More than 100 million adults in the U.S. suffer from chronic pain. Chronic pain often not only affects the body but also the mind and emotions of a patient as well. These emotions have a big impact on how a patient finds chronic pain relief.

An individual who battles physical pain every day has many mental and emotional obstacles to overcome.  For instance, people who suffer from chronic pain are more likely to suffer from depression. The frustration, anger, hopelessness, anxiety and sadness that accompany chronic pain can be too much for someone to handle, leaving them drained of energy and feeling defeated. Long-term pain can put stress on the brain and cause cognitive issues such as low mood, exhaustion, and concentration and memory difficulties, no matter what the underlying pain condition is.

Chronic pain and its psychological effects

Chronic pain and its psychological effects have the ability to reduce a patient’s quality of life.

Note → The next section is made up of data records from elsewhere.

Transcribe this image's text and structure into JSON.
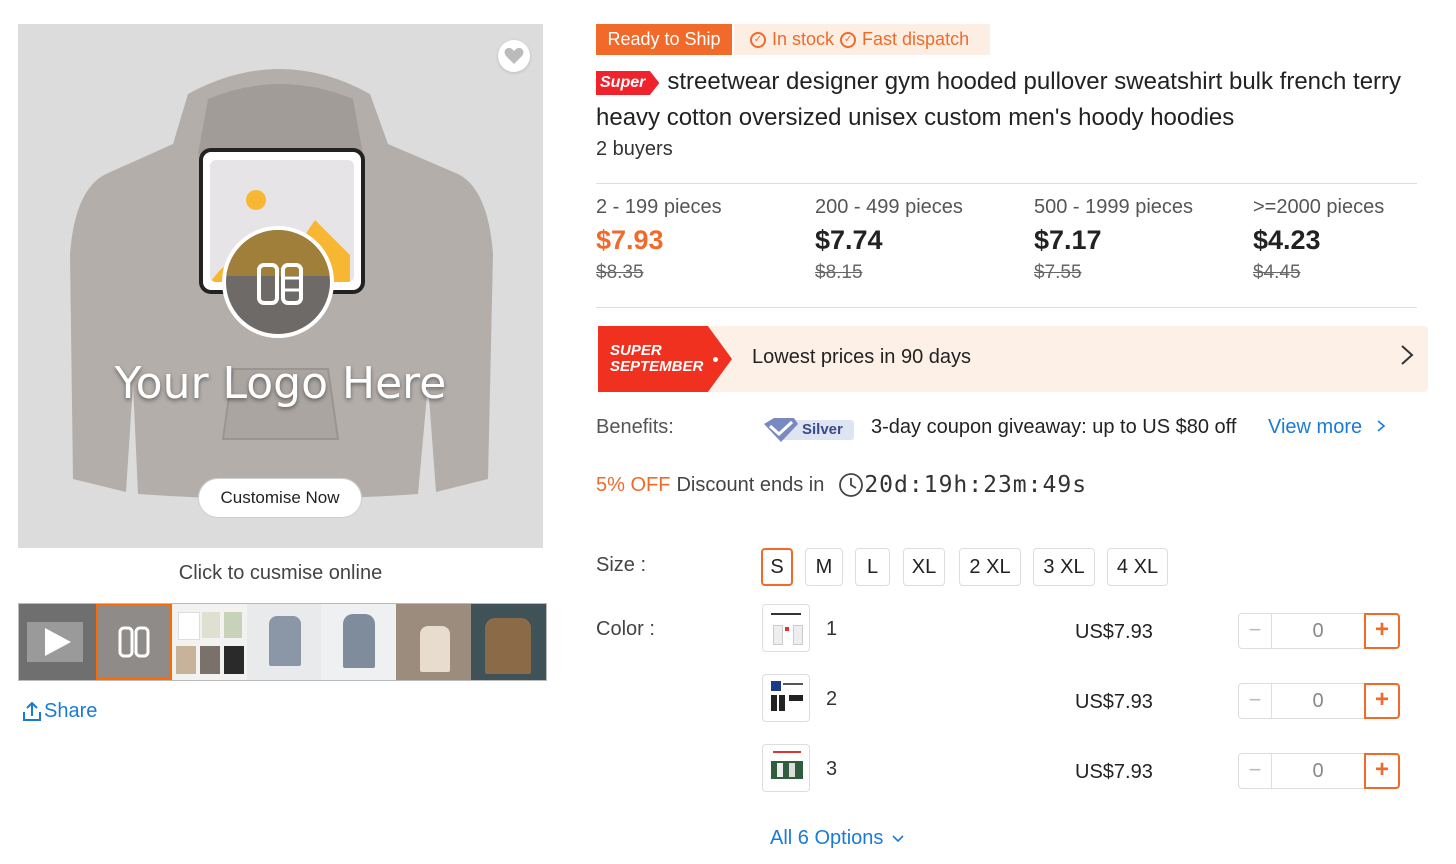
{
  "gallery": {
    "main_logo_text": "Your Logo Here",
    "customise_button": "Customise Now",
    "caption": "Click to cusmise online",
    "share_label": "Share",
    "thumbnails": [
      "video",
      "logo-customizer",
      "hoodie-colors",
      "model-front",
      "model-back",
      "model-lifestyle",
      "model-jacket"
    ]
  },
  "badges": {
    "ready": "Ready to Ship",
    "in_stock": "In stock",
    "fast_dispatch": "Fast dispatch"
  },
  "product": {
    "super_tag": "Super",
    "title": "streetwear designer gym hooded pullover sweatshirt bulk french terry heavy cotton oversized unisex custom men's hoody hoodies",
    "buyers": "2 buyers"
  },
  "price_tiers": [
    {
      "range": "2 - 199 pieces",
      "price": "$7.93",
      "old": "$8.35"
    },
    {
      "range": "200 - 499 pieces",
      "price": "$7.74",
      "old": "$8.15"
    },
    {
      "range": "500 - 1999 pieces",
      "price": "$7.17",
      "old": "$7.55"
    },
    {
      "range": ">=2000 pieces",
      "price": "$4.23",
      "old": "$4.45"
    }
  ],
  "promo": {
    "logo_line1": "SUPER",
    "logo_line2": "SEPTEMBER",
    "text": "Lowest prices in 90 days"
  },
  "benefits": {
    "label": "Benefits:",
    "badge": "Silver",
    "text": "3-day coupon giveaway: up to US $80 off",
    "view_more": "View more"
  },
  "discount": {
    "percent": "5% OFF",
    "text": "Discount ends in",
    "countdown": "20d:19h:23m:49s"
  },
  "size": {
    "label": "Size :",
    "options": [
      "S",
      "M",
      "L",
      "XL",
      "2 XL",
      "3 XL",
      "4 XL"
    ],
    "selected": "S"
  },
  "color": {
    "label": "Color :",
    "rows": [
      {
        "name": "1",
        "price": "US$7.93",
        "qty": "0"
      },
      {
        "name": "2",
        "price": "US$7.93",
        "qty": "0"
      },
      {
        "name": "3",
        "price": "US$7.93",
        "qty": "0"
      }
    ],
    "all_options": "All 6 Options"
  },
  "colors": {
    "accent": "#f26a2a",
    "link": "#1a7bd6",
    "super_red": "#f0311f"
  }
}
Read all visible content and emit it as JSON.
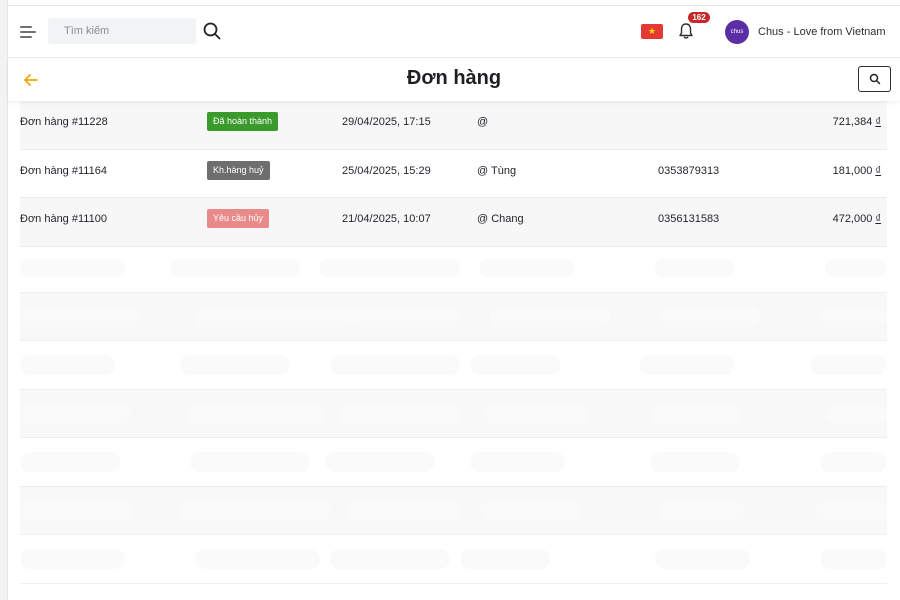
{
  "topbar": {
    "search_placeholder": "Tìm kiếm",
    "notification_count": "162",
    "avatar_text": "chus",
    "store_name": "Chus - Love from Vietnam"
  },
  "page": {
    "title": "Đơn hàng"
  },
  "orders": [
    {
      "code": "Đơn hàng #11228",
      "status": "Đã hoàn thành",
      "status_color": "#3a9a2c",
      "datetime": "29/04/2025, 17:15",
      "customer": "@",
      "phone": "",
      "total": "721,384",
      "currency": "₫"
    },
    {
      "code": "Đơn hàng #11164",
      "status": "Kh.hàng huỷ",
      "status_color": "#6e6e6e",
      "datetime": "25/04/2025, 15:29",
      "customer": "@ Tùng",
      "phone": "0353879313",
      "total": "181,000",
      "currency": "₫"
    },
    {
      "code": "Đơn hàng #11100",
      "status": "Yêu cầu hủy",
      "status_color": "#e98a8a",
      "datetime": "21/04/2025, 10:07",
      "customer": "@ Chang",
      "phone": "0356131583",
      "total": "472,000",
      "currency": "₫"
    }
  ],
  "colors": {
    "accent_back_arrow": "#f2a50c",
    "notification_badge": "#c62828",
    "avatar_bg": "#5b2ea6"
  }
}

In some cases, the psychological effects of pain can outlive the physical pain itself and become the major health disorder. For instance, under-managed chronic pain may lead to:

  • Increased stress
  • Depressed mood
  • Insomnia and exhaustion
  • Decreased memory and concentration

A chronic pain management program should contain aspects that encourage a sound mental and emotional wellness component. Over time, cognitive strategies and lifestyle changes can improve the psychological effects of chronic pain. There are no easy solutions, but here are some simple treatment options that can help provide pain relief:

  • Meditation and relaxation techniques can reduce muscle tension caused by pain.
  • Regular physical activity, including strengthening and flexibility exercises, can improve pain threshold.
  • Healthy eating can reduce painful symptoms such as inflammation. Research suggest that certain foods help reduce pain more than others.
  • Staying socially active and keeping positive people around you can improve mental stability and decrease likeliness of depression and low mood.

These activities can improve psychological health, reduce stress, improve sleep and increase confidence, happiness and self-esteem. Pain relief isn’t just about treating physical ailments. In order to truly understand and alleviate the burden of chronic pain, the mind needs to be treated as well.